__What is required__.
Take the entries below and give them back exactly. Leave out nothing.

__Material for this task__.
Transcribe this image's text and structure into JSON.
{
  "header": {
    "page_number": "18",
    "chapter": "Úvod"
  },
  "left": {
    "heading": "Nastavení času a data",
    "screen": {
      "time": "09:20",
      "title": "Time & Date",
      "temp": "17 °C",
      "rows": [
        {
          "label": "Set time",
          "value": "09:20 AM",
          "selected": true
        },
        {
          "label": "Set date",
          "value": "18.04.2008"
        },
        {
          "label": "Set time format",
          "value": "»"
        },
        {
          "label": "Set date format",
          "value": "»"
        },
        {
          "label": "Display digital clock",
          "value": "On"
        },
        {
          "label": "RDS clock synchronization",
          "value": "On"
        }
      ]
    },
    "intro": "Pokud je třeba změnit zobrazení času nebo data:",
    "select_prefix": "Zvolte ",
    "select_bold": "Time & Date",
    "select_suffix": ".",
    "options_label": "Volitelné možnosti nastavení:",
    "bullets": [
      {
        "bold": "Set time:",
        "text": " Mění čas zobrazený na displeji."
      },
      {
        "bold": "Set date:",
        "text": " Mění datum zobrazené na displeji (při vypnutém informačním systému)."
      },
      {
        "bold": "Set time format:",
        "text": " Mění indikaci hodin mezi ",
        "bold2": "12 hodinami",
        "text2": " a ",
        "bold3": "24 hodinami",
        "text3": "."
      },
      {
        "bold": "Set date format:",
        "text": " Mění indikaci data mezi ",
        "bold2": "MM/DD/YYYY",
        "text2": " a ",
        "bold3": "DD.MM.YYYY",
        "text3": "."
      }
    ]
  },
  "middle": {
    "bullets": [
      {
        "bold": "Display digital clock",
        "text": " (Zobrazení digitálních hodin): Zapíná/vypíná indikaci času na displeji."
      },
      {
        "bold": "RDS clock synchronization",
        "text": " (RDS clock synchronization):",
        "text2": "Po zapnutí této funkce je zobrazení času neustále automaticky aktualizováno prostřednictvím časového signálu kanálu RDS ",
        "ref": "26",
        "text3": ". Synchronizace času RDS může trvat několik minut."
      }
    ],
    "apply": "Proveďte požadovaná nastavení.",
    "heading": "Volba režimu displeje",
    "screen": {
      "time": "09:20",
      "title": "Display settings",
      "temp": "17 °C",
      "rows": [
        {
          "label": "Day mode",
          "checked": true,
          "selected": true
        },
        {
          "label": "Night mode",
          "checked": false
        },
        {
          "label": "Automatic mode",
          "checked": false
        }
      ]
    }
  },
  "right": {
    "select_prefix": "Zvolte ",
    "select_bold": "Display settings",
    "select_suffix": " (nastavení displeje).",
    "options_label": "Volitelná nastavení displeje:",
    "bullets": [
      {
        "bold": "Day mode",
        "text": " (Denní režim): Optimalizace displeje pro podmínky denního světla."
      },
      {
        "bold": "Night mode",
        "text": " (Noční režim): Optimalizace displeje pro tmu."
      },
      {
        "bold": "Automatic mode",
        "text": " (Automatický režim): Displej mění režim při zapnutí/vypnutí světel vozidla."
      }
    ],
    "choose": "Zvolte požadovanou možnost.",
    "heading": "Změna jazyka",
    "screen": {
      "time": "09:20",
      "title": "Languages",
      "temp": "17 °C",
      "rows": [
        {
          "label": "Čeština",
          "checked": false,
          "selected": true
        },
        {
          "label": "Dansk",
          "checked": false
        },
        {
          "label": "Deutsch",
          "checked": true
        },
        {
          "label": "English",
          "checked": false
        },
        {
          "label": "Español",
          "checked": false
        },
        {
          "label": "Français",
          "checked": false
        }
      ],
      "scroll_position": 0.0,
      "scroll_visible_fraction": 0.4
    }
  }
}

__Problem solution__.
Transcribe this image's text and structure into JSON.
{
  "header": {
    "page_number": "18",
    "chapter": "Úvod"
  },
  "left": {
    "heading": "Nastavení času a data",
    "screen": {
      "time": "09:20",
      "title": "Time & Date",
      "temp": "17 °C",
      "rows": [
        {
          "label": "Set time",
          "value": "09:20 AM",
          "selected": true
        },
        {
          "label": "Set date",
          "value": "18.04.2008"
        },
        {
          "label": "Set time format",
          "value": "»"
        },
        {
          "label": "Set date format",
          "value": "»"
        },
        {
          "label": "Display digital clock",
          "value": "On"
        },
        {
          "label": "RDS clock synchronization",
          "value": "On"
        }
      ]
    },
    "intro": "Pokud je třeba změnit zobrazení času nebo data:",
    "select_prefix": "Zvolte ",
    "select_bold": "Time & Date",
    "select_suffix": ".",
    "options_label": "Volitelné možnosti nastavení:",
    "bullets": [
      {
        "bold": "Set time:",
        "text": " Mění čas zobrazený na displeji."
      },
      {
        "bold": "Set date:",
        "text": " Mění datum zobrazené na displeji (při vypnutém informačním systému)."
      },
      {
        "bold": "Set time format:",
        "text": " Mění indikaci hodin mezi ",
        "bold2": "12 hodinami",
        "text2": " a ",
        "bold3": "24 hodinami",
        "text3": "."
      },
      {
        "bold": "Set date format:",
        "text": " Mění indikaci data mezi ",
        "bold2": "MM/DD/YYYY",
        "text2": " a ",
        "bold3": "DD.MM.YYYY",
        "text3": "."
      }
    ]
  },
  "middle": {
    "bullets": [
      {
        "bold": "Display digital clock",
        "text": " (Zobrazení digitálních hodin): Zapíná/vypíná indikaci času na displeji."
      },
      {
        "bold": "RDS clock synchronization",
        "text": " (RDS clock synchronization):",
        "text2": "Po zapnutí této funkce je zobrazení času neustále automaticky aktualizováno prostřednictvím časového signálu kanálu RDS ",
        "ref": "26",
        "text3": ". Synchronizace času RDS může trvat několik minut."
      }
    ],
    "apply": "Proveďte požadovaná nastavení.",
    "heading": "Volba režimu displeje",
    "screen": {
      "time": "09:20",
      "title": "Display settings",
      "temp": "17 °C",
      "rows": [
        {
          "label": "Day mode",
          "checked": true,
          "selected": true
        },
        {
          "label": "Night mode",
          "checked": false
        },
        {
          "label": "Automatic mode",
          "checked": false
        }
      ]
    }
  },
  "right": {
    "select_prefix": "Zvolte ",
    "select_bold": "Display settings",
    "select_suffix": " (nastavení displeje).",
    "options_label": "Volitelná nastavení displeje:",
    "bullets": [
      {
        "bold": "Day mode",
        "text": " (Denní režim): Optimalizace displeje pro podmínky denního světla."
      },
      {
        "bold": "Night mode",
        "text": " (Noční režim): Optimalizace displeje pro tmu."
      },
      {
        "bold": "Automatic mode",
        "text": " (Automatický režim): Displej mění režim při zapnutí/vypnutí světel vozidla."
      }
    ],
    "choose": "Zvolte požadovanou možnost.",
    "heading": "Změna jazyka",
    "screen": {
      "time": "09:20",
      "title": "Languages",
      "temp": "17 °C",
      "rows": [
        {
          "label": "Čeština",
          "checked": false,
          "selected": true
        },
        {
          "label": "Dansk",
          "checked": false
        },
        {
          "label": "Deutsch",
          "checked": true
        },
        {
          "label": "English",
          "checked": false
        },
        {
          "label": "Español",
          "checked": false
        },
        {
          "label": "Français",
          "checked": false
        }
      ],
      "scroll_position": 0.0,
      "scroll_visible_fraction": 0.4
    }
  }
}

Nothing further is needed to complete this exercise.